“Late Show” host Stephen Colbert has responded to the ferocious social media backlash over the monologue in Monday’s edition.
Bottom line: He makes an apology, but not to President Trump.
Colbert addressed the controversy at the top of Wednesday’s edition, saying, “Now, if you saw my monologue Monday, you know that I was a little upset at Donald Trump for insulting a friend of mine,” referring to John Dickerson, host of “Face the Nation.” (Trump had earlier abruptly cut short an interview with Dickerson, then referred to his show as “Deface the Nation.”)
“So at the end of that monologue, I had a few choice insults for the president in return. I don’t regret that. He, I believe, can take care of himself. I have jokes; he has the launch codes. So, it’s a fair fight.”
Then, referring to a particularly incendiary line in the monologue — which many critics, including some on a #firecolbert hashtag, said was homophobic — he added, “I would change a few words that were cruder than they needed to be. I’m not going to repeat the phrase, but I just want to say for the record, life is short, and anyone who expresses their love for another person, in their own way, is to me an American hero. I think we can all agree on that.”
The “Late Show” was hit by a trending #FireColbert Twitter hashtag late Tuesday, hours after the Monday monologue unloaded a series of comic insults — some vulgar — on President Donald J. Trump.
The unusual social media backlash even generated another hashtag — #Firecobert — which was also trending for a time, and generated hundreds of comments as well. Whether intentional or not, the misspelling of his name may have been due to the way it’s pronounced.
Monday’s monologue began as so many now do, with Trump: “It’s day 102 of the Trump presidency 1,358 days to go. But who’s counting?” Cue to Colbert, and a slowly raising hand. The monologue later segued to outtakes from the interview John Dickerson had held earlier with the president. That supplied more material, followed by more punchlines.
Then Colbert played an outtake of Trump abruptly cutting short the Dickerson interview. “Walking out in the middle of a sentence wasn’t even the president’s biggest insult to Dickerson,” said Colbert who quickly cut to the president calling his show “Deface the Nation.” Colbert said Dickerson “has way too much dignity” to respond to the president’s sleight with insults, “but I sir, am no John Dickerson.”

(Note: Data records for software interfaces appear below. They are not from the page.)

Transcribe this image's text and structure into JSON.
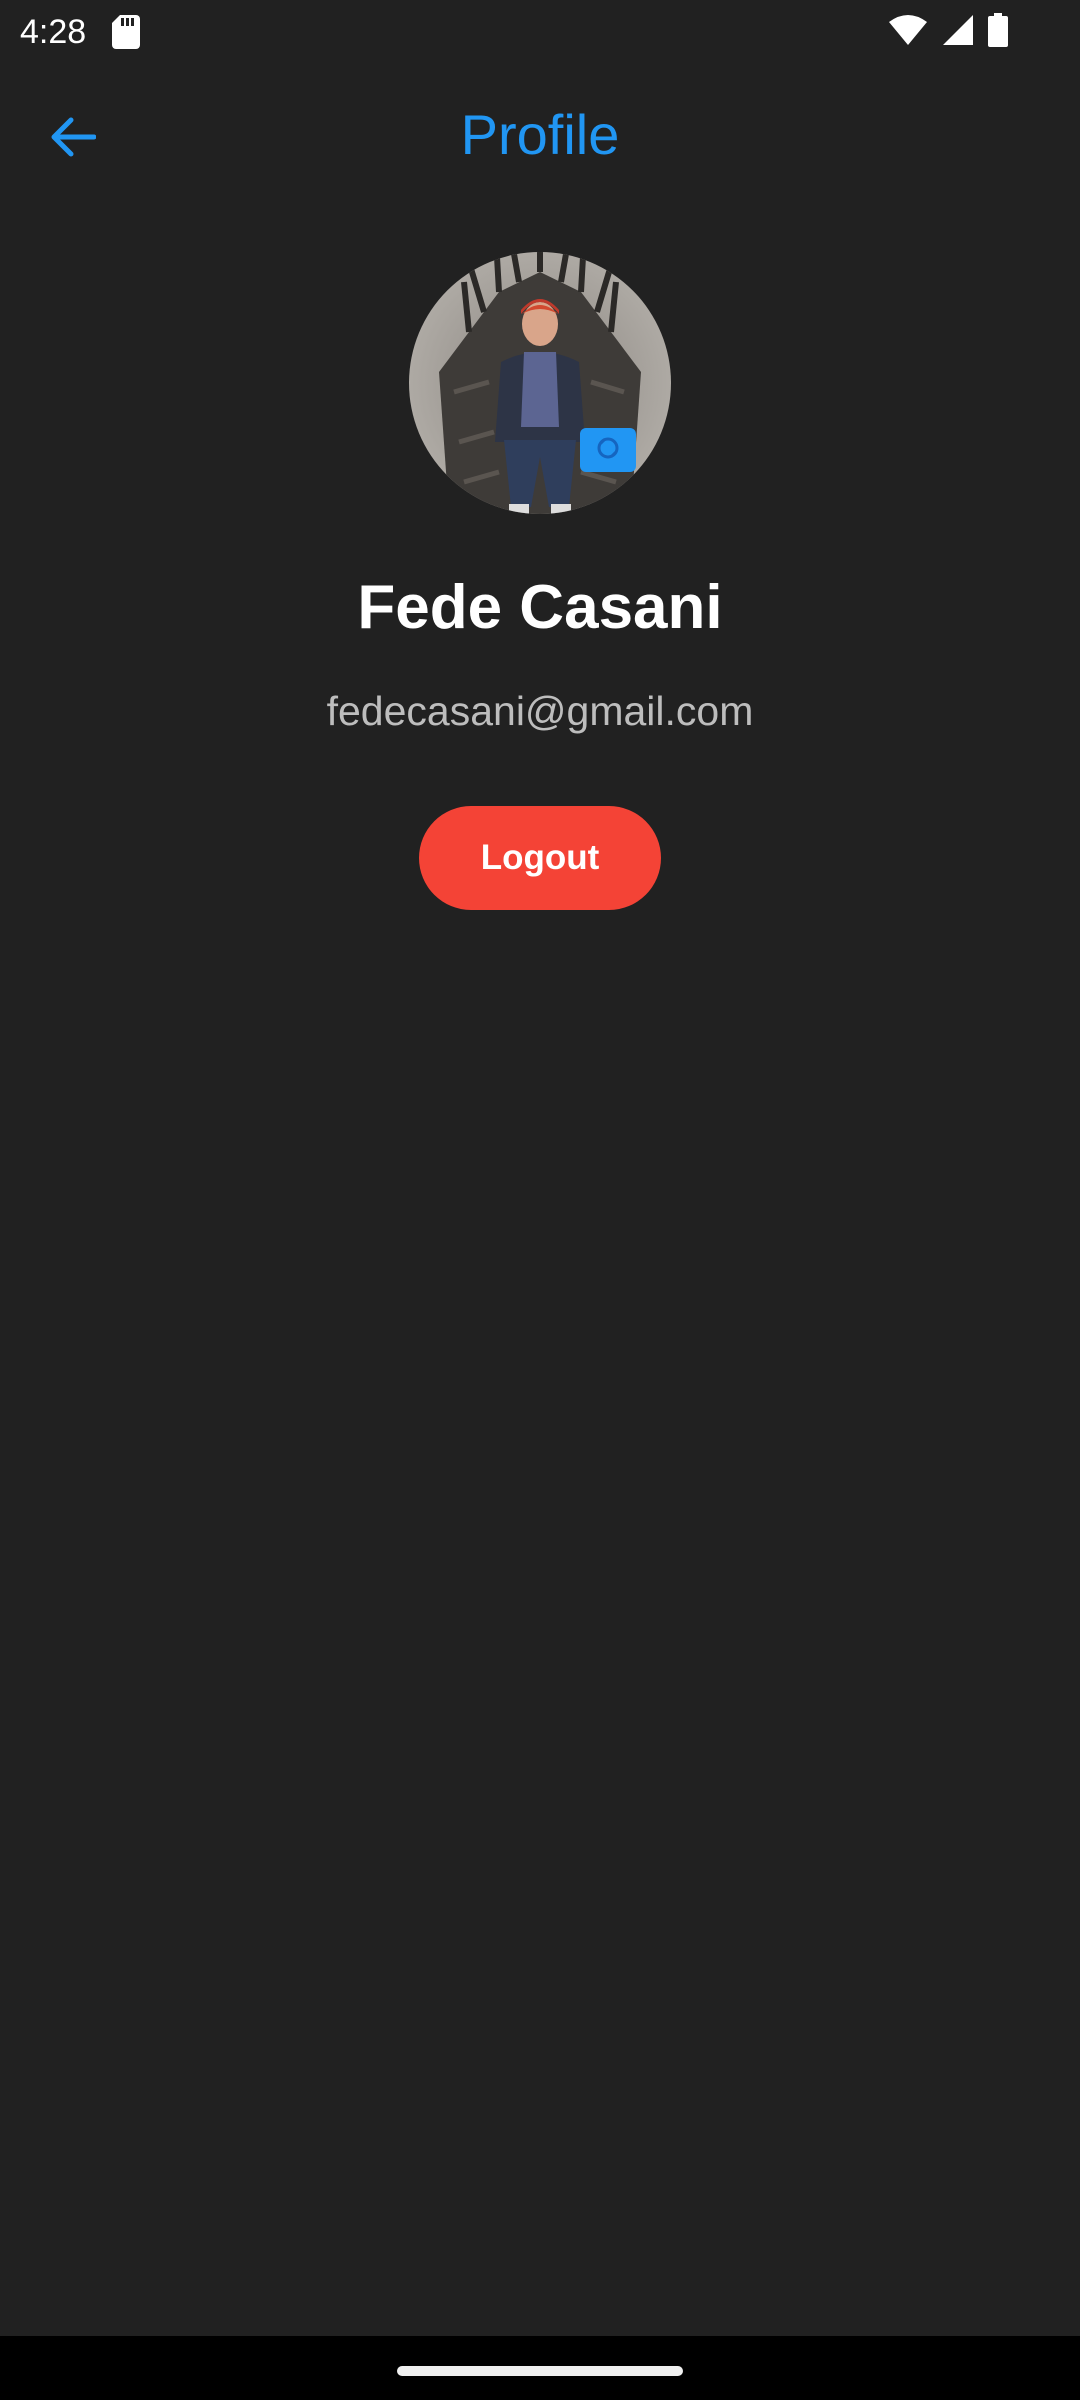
{
  "status_bar": {
    "time": "4:28",
    "icons": [
      "sd-card-icon",
      "wifi-icon",
      "signal-icon",
      "battery-icon"
    ]
  },
  "app_bar": {
    "title": "Profile",
    "back_icon": "arrow-left-icon",
    "accent_color": "#2196f3"
  },
  "profile": {
    "avatar_icon": "profile-photo",
    "camera_icon": "camera-icon",
    "name": "Fede Casani",
    "email": "fedecasani@gmail.com"
  },
  "actions": {
    "logout_label": "Logout",
    "logout_color": "#f44336"
  },
  "theme": {
    "background": "#212121",
    "text_primary": "#ffffff",
    "text_secondary": "#bdbdbd"
  }
}
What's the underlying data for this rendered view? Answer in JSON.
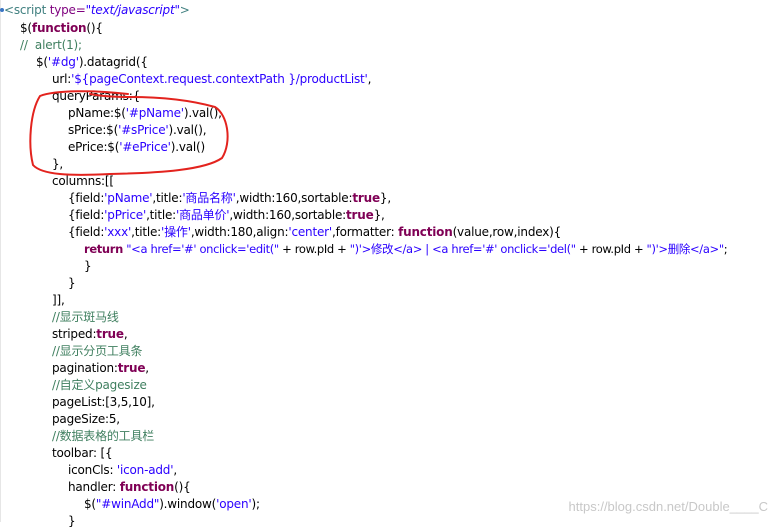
{
  "code": {
    "l1": {
      "open": "<",
      "tag": "script",
      "attr": "type=",
      "val": "\"text/javascript\"",
      "close": ">"
    },
    "l2": {
      "a": "$(",
      "kw": "function",
      "b": "(){"
    },
    "l3": {
      "cmt": "//  alert(1);"
    },
    "l4": {
      "a": "$(",
      "s": "'#dg'",
      "b": ").datagrid({"
    },
    "l5": {
      "a": "url:",
      "s": "'${pageContext.request.contextPath }/productList'",
      "b": ","
    },
    "l6": {
      "a": "queryParams:{"
    },
    "l7": {
      "a": "pName:$(",
      "s": "'#pName'",
      "b": ").val(),"
    },
    "l8": {
      "a": "sPrice:$(",
      "s": "'#sPrice'",
      "b": ").val(),"
    },
    "l9": {
      "a": "ePrice:$(",
      "s": "'#ePrice'",
      "b": ").val()"
    },
    "l10": {
      "a": "},"
    },
    "l11": {
      "a": "columns:[["
    },
    "l12": {
      "a": "{field:",
      "s1": "'pName'",
      "b": ",title:",
      "s2": "'商品名称'",
      "c": ",width:160,sortable:",
      "kw": "true",
      "d": "},"
    },
    "l13": {
      "a": "{field:",
      "s1": "'pPrice'",
      "b": ",title:",
      "s2": "'商品单价'",
      "c": ",width:160,sortable:",
      "kw": "true",
      "d": "},"
    },
    "l14": {
      "a": "{field:",
      "s1": "'xxx'",
      "b": ",title:",
      "s2": "'操作'",
      "c": ",width:180,align:",
      "s3": "'center'",
      "e": ",formatter: ",
      "kw": "function",
      "f": "(value,row,index){"
    },
    "l15": {
      "kw": "return",
      "s1": " \"<a href='#' onclick='edit(\"",
      "a": " + row.pId + ",
      "s2": "\")'>修改</a> | <a href='#' onclick='del(\"",
      "b": " + row.pId + ",
      "s3": "\")'>删除</a>\"",
      "c": ";"
    },
    "l16": {
      "a": "}"
    },
    "l17": {
      "a": "}"
    },
    "l18": {
      "a": "]],"
    },
    "l19": {
      "cmt": "//显示斑马线"
    },
    "l20": {
      "a": "striped:",
      "kw": "true",
      "b": ","
    },
    "l21": {
      "cmt": "//显示分页工具条"
    },
    "l22": {
      "a": "pagination:",
      "kw": "true",
      "b": ","
    },
    "l23": {
      "cmt": "//自定义pagesize"
    },
    "l24": {
      "a": "pageList:[3,5,10],"
    },
    "l25": {
      "a": "pageSize:5,"
    },
    "l26": {
      "cmt": "//数据表格的工具栏"
    },
    "l27": {
      "a": "toolbar: [{"
    },
    "l28": {
      "a": "iconCls: ",
      "s": "'icon-add'",
      "b": ","
    },
    "l29": {
      "a": "handler: ",
      "kw": "function",
      "b": "(){"
    },
    "l30": {
      "a": "$(",
      "s": "\"#winAdd\"",
      "b": ").window(",
      "s2": "'open'",
      "c": ");"
    },
    "l31": {
      "a": "}"
    }
  },
  "watermark": "https://blog.csdn.net/Double____C",
  "colors": {
    "keyword": "#7f0055",
    "string": "#2a00ff",
    "comment": "#3f7f5f",
    "annotation": "#e3231e"
  }
}
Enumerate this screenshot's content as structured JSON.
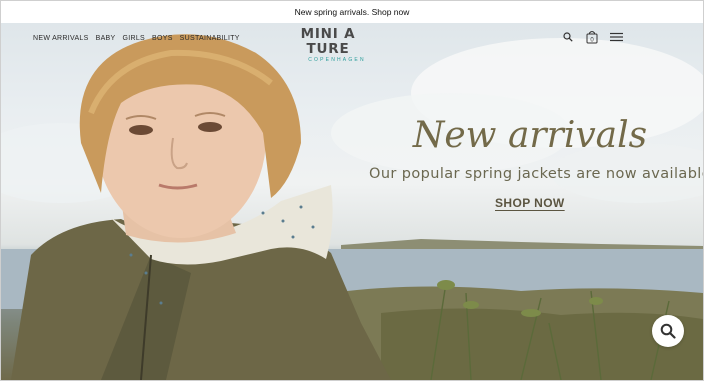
{
  "announcement": {
    "text": "New spring arrivals. Shop now"
  },
  "header": {
    "nav": [
      {
        "label": "NEW ARRIVALS"
      },
      {
        "label": "BABY"
      },
      {
        "label": "GIRLS"
      },
      {
        "label": "BOYS"
      },
      {
        "label": "SUSTAINABILITY"
      }
    ],
    "logo": {
      "main": "MINI A TURE",
      "sub": "COPENHAGEN"
    },
    "icons": {
      "search": "search-icon",
      "cart": "shopping-bag-icon",
      "cart_count": "0",
      "menu": "hamburger-menu-icon"
    }
  },
  "hero": {
    "title": "New arrivals",
    "subtitle": "Our popular spring jackets are now available",
    "cta": "SHOP NOW",
    "image": "boy-in-olive-jacket-by-sea-photo"
  },
  "floating": {
    "search_icon": "search-icon"
  },
  "colors": {
    "hero_text": "#736a49",
    "logo_accent": "#2a9d9a",
    "jacket": "#6f6a4b"
  }
}
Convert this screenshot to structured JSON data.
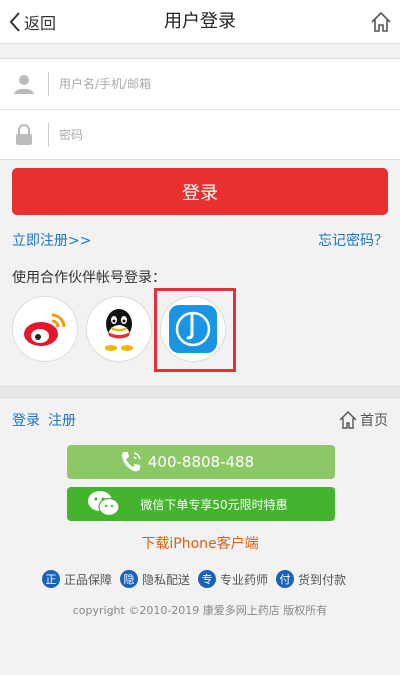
{
  "header": {
    "back_label": "返回",
    "title": "用户登录"
  },
  "form": {
    "username_placeholder": "用户名/手机/邮箱",
    "password_placeholder": "密码"
  },
  "login_label": "登录",
  "links": {
    "register": "立即注册>>",
    "forgot": "忘记密码？"
  },
  "partner_title": "使用合作伙伴帐号登录：",
  "partners": [
    "weibo-icon",
    "qq-icon",
    "app-store-login-icon"
  ],
  "footer_nav": {
    "login": "登录",
    "register": "注册",
    "home": "首页"
  },
  "phone": "400-8808-488",
  "wechat_promo": "微信下单专享50元限时特惠",
  "download": "下载iPhone客户端",
  "badges": [
    {
      "mark": "正",
      "label": "正品保障"
    },
    {
      "mark": "隐",
      "label": "隐私配送"
    },
    {
      "mark": "专",
      "label": "专业药师"
    },
    {
      "mark": "付",
      "label": "货到付款"
    }
  ],
  "copyright": "copyright ©2010-2019 康爱多网上药店 版权所有",
  "colors": {
    "primary_red": "#e8302e",
    "link_blue": "#1a75c9",
    "phone_green": "#8cc866",
    "wechat_green": "#44b32e",
    "download_orange": "#e05f12"
  }
}
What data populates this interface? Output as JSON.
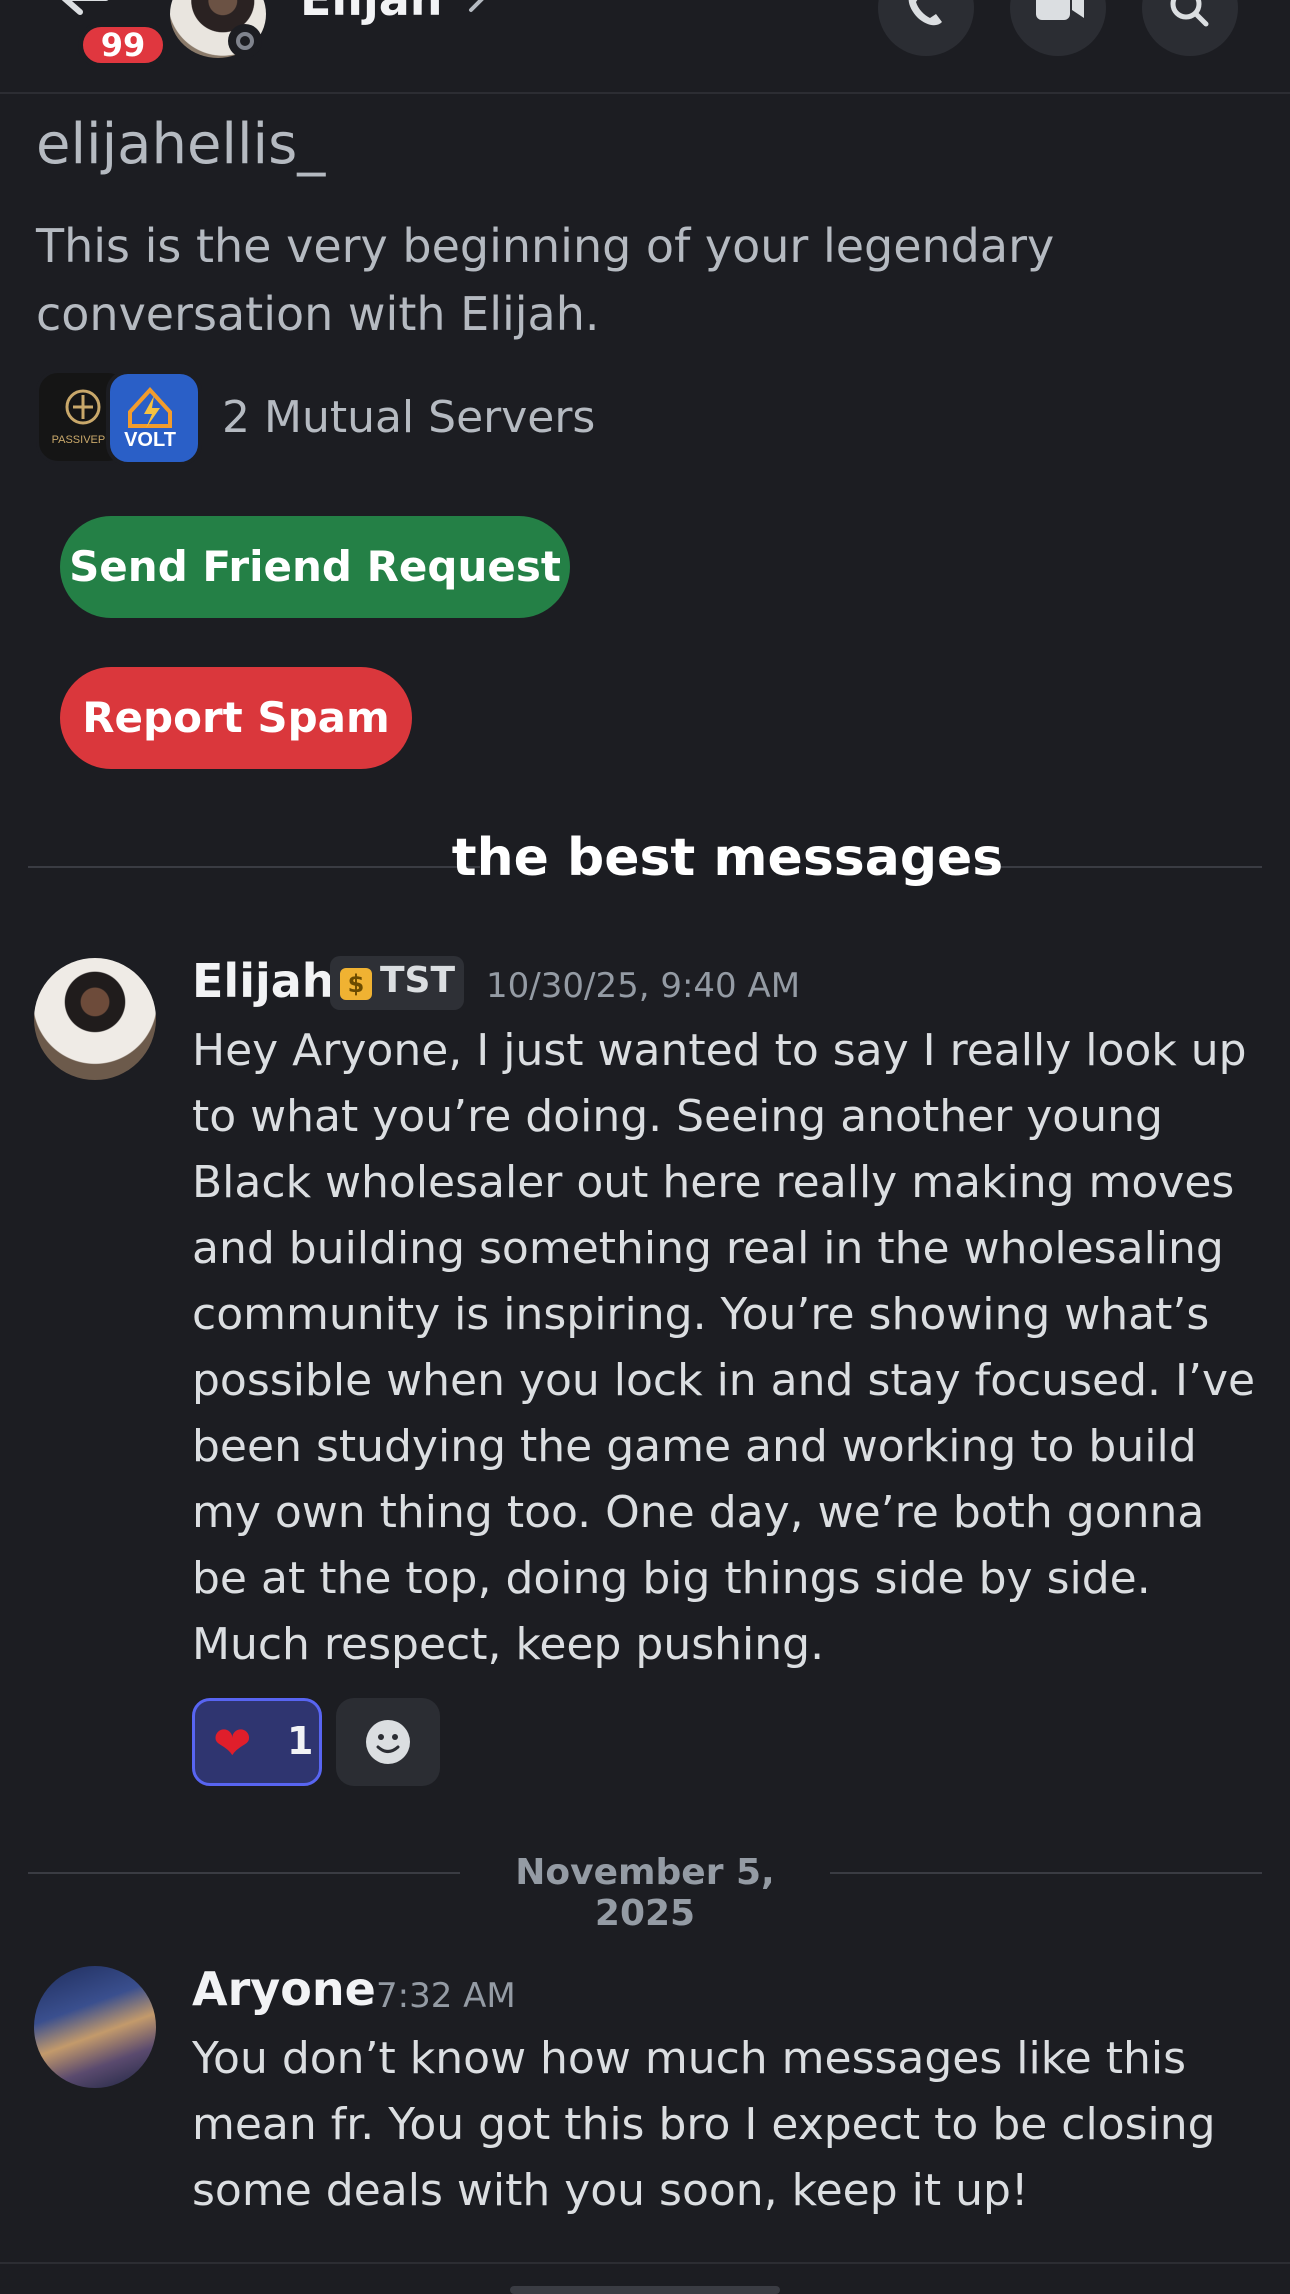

A fusillade of one-offs then followed (“You attract more skinheads than Rogaine”), along with one insult, referencing Trump and Russian President Vladimir Putin, that was criticized as being blatantly homophobic.
By 7 p.m. Tuesday, #firecolbert was the second top-trending topic in the United States, and would remain a top trender through Wednesday morning and into the early afternoon.
Many of the tweets reflected outrage, while others called for a viewer or advertiser boycott.
CBS had declined to comment throughout the day — an indication it would be up to Colbert to put out the fire he started.